[Opening DATA LISTING section]
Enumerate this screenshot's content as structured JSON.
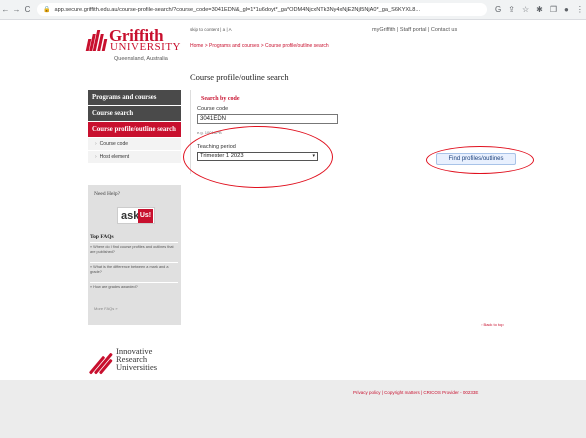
{
  "browser": {
    "url": "app.secure.griffith.edu.au/course-profile-search/?course_code=3041EDN&_gl=1*1u6doyt*_ga*ODM4NjcxNTk3Ny4xNjE2NjI5NjA0*_ga_S6KYXL8...",
    "nav_icons": [
      "←",
      "→",
      "C"
    ],
    "tool_icons": [
      "G",
      "⇪",
      "☆",
      "✱",
      "❐",
      "●",
      "⋮"
    ]
  },
  "logo": {
    "word1": "Griffith",
    "word2": "UNIVERSITY",
    "word3": "Queensland, Australia"
  },
  "header": {
    "skip": "skip to content | a | A",
    "links": "myGriffith | Staff portal | Contact us"
  },
  "breadcrumb": "Home > Programs and courses > Course profile/outline search",
  "page_title": "Course profile/outline search",
  "sidebar": {
    "items": [
      {
        "label": "Programs and courses"
      },
      {
        "label": "Course search"
      },
      {
        "label": "Course profile/outline search"
      }
    ],
    "subitems": [
      {
        "label": "Course code"
      },
      {
        "label": "Host element"
      }
    ]
  },
  "help": {
    "need_help": "Need Help?",
    "ask": "ask",
    "us": "Us!",
    "faq_header": "Top FAQs",
    "faqs": [
      "» Where do I find course profiles and outlines that are published?",
      "» What is the difference between a mark and a grade?",
      "» How are grades awarded?"
    ],
    "footer": "More FAQs »"
  },
  "search": {
    "header": "Search by code",
    "course_code_label": "Course code",
    "course_code_value": "3041EDN",
    "example": "e.g. 1001APB",
    "teaching_period_label": "Teaching period",
    "teaching_period_value": "Trimester 1 2023",
    "find_button": "Find profiles/outlines"
  },
  "back_to_top": "Back to top",
  "iru": {
    "line1": "Innovative",
    "line2": "Research",
    "line3": "Universities"
  },
  "footer": {
    "links": "Privacy policy | Copyright matters | CRICOS Provider - 00233E"
  },
  "colors": {
    "brand_red": "#c8102e",
    "annotation_red": "#e0101e",
    "nav_dark": "#4a4a4a"
  }
}
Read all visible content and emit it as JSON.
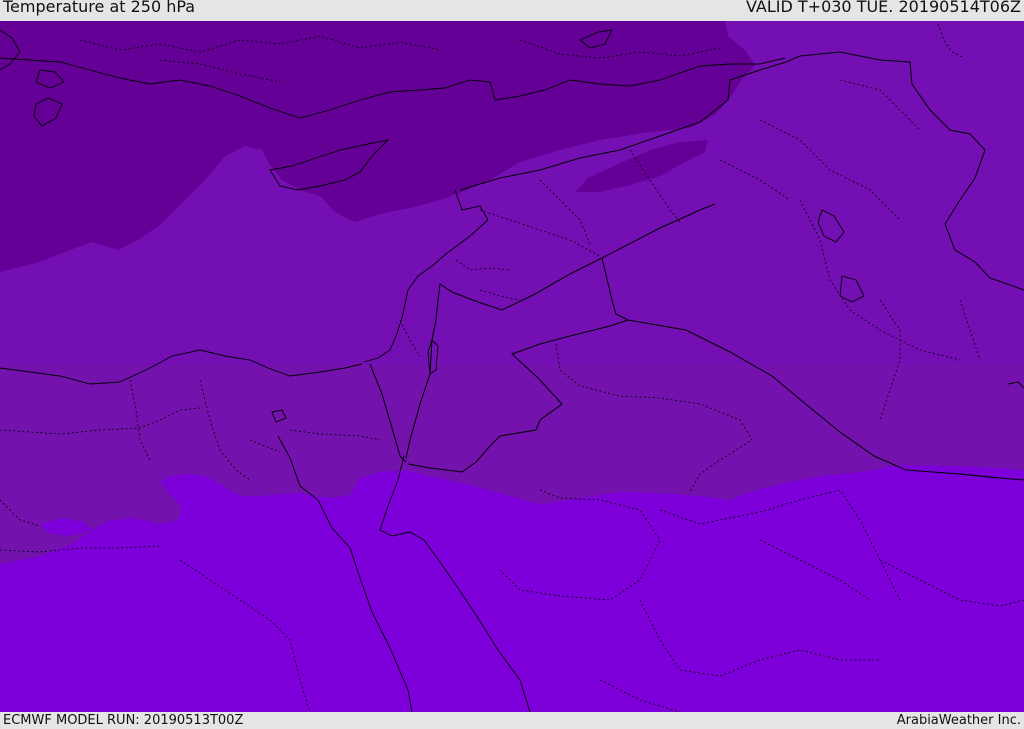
{
  "header": {
    "title": "Temperature at 250 hPa",
    "valid_time": "VALID T+030 TUE. 20190514T06Z"
  },
  "footer": {
    "model_run": "ECMWF MODEL RUN: 20190513T00Z",
    "credit": "ArabiaWeather Inc."
  },
  "colors": {
    "cold_band": "#650096",
    "mid_band": "#7410b3",
    "mid_band_alt": "#7412ad",
    "warm_band": "#7d00db",
    "borders": "#000000",
    "chrome": "#e5e5e5"
  },
  "map": {
    "icons": [
      "coastline-layer",
      "country-border-layer",
      "province-border-layer"
    ]
  }
}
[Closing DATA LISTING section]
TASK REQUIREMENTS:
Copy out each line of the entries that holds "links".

ANSWER SPACE:
    "links": "myGriffith | Staff portal | Contact us"
    "links": "Privacy policy | Copyright matters | CRICOS Provider - 00233E"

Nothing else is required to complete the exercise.